The traditional way of building a road or a bridge is for a government or a contractor to design it first and then ask contractors to submit bids to build the design. But there’s a better way. Rather than “bid-design-bid-build,” projects can be completed using “design-build” contracting.

In design-build contracting, the same contractor is responsible for both designing and building the project. Practical experience from several states and the federal government shows that design-build contracting can speed road and bridge construction by months or even years while saving up to 29 percent over traditional contracts.

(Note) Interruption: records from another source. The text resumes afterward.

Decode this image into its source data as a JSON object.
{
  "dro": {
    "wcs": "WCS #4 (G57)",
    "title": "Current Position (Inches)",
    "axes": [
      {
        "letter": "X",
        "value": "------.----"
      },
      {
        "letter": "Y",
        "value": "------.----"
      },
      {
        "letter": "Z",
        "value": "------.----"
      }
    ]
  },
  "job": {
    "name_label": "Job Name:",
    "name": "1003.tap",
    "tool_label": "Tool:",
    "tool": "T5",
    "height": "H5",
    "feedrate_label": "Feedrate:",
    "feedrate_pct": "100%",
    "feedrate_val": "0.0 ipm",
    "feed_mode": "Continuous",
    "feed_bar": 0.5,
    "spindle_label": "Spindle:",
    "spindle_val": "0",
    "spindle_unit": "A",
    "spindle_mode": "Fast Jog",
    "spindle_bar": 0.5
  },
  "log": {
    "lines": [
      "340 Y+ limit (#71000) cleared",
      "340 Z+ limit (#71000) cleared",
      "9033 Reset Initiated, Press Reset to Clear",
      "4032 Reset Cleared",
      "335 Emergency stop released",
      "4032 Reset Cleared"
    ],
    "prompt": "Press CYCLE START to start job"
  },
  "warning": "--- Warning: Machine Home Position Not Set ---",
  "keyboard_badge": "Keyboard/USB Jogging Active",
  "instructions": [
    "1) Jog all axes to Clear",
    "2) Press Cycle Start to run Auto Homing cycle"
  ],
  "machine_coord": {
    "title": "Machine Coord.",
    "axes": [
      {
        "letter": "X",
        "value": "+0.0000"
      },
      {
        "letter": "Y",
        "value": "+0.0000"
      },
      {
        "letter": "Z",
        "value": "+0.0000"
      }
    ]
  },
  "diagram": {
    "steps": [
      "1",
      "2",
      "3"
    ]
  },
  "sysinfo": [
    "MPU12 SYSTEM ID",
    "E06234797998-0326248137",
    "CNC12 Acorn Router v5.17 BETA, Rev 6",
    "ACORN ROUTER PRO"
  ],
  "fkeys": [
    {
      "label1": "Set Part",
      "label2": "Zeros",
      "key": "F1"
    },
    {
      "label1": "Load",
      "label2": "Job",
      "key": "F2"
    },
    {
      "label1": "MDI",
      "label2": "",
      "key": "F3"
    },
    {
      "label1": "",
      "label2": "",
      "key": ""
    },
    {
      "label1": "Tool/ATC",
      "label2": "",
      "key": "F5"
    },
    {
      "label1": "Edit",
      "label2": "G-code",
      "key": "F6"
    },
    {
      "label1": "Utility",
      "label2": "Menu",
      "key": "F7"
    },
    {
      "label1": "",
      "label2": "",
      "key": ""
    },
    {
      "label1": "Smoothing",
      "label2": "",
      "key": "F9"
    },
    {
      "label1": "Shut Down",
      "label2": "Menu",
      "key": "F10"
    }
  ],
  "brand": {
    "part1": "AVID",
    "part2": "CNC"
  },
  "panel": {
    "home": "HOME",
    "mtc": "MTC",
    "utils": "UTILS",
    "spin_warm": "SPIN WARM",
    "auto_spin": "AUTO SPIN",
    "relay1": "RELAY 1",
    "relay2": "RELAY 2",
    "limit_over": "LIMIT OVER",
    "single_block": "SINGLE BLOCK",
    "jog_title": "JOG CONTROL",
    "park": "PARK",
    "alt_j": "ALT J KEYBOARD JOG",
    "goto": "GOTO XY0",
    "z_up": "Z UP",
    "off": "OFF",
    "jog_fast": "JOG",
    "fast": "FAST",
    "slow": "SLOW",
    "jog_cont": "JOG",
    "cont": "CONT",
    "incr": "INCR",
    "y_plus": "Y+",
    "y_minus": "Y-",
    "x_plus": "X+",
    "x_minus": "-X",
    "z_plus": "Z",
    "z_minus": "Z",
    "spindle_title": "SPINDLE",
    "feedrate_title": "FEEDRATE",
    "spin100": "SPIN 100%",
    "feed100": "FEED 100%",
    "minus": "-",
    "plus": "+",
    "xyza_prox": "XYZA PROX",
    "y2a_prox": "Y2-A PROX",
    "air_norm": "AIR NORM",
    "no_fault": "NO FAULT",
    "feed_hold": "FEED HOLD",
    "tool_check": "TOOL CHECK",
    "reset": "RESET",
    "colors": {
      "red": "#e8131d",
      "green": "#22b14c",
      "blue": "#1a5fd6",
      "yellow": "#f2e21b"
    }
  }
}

But TxDOT is restricted from awarding more than three design-build contracts per year with a minimum value of $50 million per project. This statutory limit expires in August. Furthermore, since 2012, TxDOT cannot even ask for bids on a design-build project unless it also provides a design that is about 30 percent complete — which defeats the purpose of design-build contracting in the first place.

Competing bills in the Legislature would either tighten design-build restrictions on TxDOT or alternatively free the agency to use more design-build contracts when appropriate.

In addition to contracting reform, Texas’ long-term transportation needs also deserve consideration.

For decades, the number of miles we drove was closely locked to population growth and jobs. That changed in 2006. As a result, while the Lone Star State continues its strong economic growth and attendant population increase, Texas drivers are driving less, not more. Combined with other factors, fuel tax revenue has slowed over time just as Texas has seen greater use of its roads by trucks hauling goods to and from Mexico in addition to the pending boost in port traffic due to the expansion of the Panama Canal.

On top of this challenging mix are the coming rapid advances in vehicle automation that may transform the drive to work, reducing accidents and increasing speeds during peak commute periods. Furthermore, sharing services, such as Uber and Lyft, reduce the need to own a car, with attendant implications for tax revenue, carpooling and commute times.

Accounting for some of these trends and future developments, TxDOT’s draft 2040 plan projects 28 percent less traffic growth today than was forecast only seven years ago. But, the 2040 plan’s capital needs estimate only dipped 9 percent, suggesting the amount we need to address congestion might be overestimated by as much as $1.8 billion per year.

With billions more for transportation coupled with procurement reform this year, Texas drivers may see relief on the road ahead.

DeVore is vice president of policy at the Texas Public Policy Foundation.